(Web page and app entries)
+++
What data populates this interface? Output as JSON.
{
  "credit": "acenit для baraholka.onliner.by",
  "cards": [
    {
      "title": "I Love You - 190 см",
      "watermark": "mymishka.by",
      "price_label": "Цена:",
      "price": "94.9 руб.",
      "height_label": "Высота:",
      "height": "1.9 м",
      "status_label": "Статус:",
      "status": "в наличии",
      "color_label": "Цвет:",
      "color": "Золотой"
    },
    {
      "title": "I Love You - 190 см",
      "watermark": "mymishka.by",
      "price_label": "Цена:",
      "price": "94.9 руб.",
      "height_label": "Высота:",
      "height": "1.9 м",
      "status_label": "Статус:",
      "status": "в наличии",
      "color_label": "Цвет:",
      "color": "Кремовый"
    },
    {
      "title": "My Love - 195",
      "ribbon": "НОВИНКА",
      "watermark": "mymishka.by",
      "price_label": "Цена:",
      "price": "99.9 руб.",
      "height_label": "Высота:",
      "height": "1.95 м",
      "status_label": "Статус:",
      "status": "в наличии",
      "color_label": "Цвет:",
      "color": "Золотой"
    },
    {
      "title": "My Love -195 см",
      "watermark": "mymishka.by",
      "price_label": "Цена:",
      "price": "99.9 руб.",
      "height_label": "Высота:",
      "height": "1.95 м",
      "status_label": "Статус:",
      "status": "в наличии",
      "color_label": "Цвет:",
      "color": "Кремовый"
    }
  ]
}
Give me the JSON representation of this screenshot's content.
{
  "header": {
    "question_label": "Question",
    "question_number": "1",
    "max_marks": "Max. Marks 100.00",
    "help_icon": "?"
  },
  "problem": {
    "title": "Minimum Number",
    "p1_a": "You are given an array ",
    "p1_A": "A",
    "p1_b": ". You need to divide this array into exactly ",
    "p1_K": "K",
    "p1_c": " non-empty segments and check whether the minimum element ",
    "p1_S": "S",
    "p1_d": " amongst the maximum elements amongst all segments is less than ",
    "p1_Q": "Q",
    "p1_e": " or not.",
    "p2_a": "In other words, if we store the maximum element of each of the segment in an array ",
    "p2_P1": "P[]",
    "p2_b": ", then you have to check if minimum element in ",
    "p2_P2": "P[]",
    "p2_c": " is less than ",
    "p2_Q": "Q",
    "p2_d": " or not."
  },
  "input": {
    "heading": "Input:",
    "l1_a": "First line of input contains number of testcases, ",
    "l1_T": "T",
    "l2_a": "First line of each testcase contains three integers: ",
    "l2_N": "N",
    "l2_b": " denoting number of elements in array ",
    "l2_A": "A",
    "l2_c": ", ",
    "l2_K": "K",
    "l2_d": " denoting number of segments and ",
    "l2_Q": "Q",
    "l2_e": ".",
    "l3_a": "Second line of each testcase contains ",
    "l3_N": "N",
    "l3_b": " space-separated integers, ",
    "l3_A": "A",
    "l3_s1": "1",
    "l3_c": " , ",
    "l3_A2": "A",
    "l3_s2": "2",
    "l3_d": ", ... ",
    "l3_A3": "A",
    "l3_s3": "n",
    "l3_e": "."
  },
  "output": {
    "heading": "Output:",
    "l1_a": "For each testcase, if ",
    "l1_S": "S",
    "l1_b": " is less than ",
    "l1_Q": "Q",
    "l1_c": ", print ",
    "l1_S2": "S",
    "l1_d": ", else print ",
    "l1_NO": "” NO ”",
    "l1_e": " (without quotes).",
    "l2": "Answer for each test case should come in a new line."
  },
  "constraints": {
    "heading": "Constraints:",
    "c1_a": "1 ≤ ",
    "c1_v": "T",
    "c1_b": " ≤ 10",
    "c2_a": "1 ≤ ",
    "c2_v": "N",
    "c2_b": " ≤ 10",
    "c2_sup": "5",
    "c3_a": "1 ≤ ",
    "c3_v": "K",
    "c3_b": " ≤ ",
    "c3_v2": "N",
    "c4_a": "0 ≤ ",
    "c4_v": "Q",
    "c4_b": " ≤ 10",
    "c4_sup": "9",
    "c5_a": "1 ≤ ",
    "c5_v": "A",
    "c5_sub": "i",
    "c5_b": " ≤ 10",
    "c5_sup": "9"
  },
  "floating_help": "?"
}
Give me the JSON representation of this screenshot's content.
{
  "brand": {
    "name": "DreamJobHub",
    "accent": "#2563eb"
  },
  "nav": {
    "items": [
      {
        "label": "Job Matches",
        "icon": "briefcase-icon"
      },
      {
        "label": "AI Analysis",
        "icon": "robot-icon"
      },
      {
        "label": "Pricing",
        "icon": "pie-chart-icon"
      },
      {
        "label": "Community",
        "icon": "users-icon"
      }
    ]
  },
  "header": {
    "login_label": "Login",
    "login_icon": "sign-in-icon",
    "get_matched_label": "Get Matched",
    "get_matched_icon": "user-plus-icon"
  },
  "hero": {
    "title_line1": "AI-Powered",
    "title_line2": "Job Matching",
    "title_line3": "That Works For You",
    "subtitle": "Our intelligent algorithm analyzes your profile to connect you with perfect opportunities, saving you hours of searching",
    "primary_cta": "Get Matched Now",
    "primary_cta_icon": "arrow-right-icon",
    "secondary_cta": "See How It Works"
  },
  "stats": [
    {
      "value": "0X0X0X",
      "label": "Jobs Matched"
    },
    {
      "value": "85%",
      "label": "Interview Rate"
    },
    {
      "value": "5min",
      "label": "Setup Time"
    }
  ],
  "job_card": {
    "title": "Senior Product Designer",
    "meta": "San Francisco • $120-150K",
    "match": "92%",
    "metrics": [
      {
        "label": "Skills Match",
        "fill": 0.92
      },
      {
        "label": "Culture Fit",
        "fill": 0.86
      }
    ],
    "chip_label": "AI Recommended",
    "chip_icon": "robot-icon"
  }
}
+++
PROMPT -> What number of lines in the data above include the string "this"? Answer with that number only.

ANSWER SECTION -> 4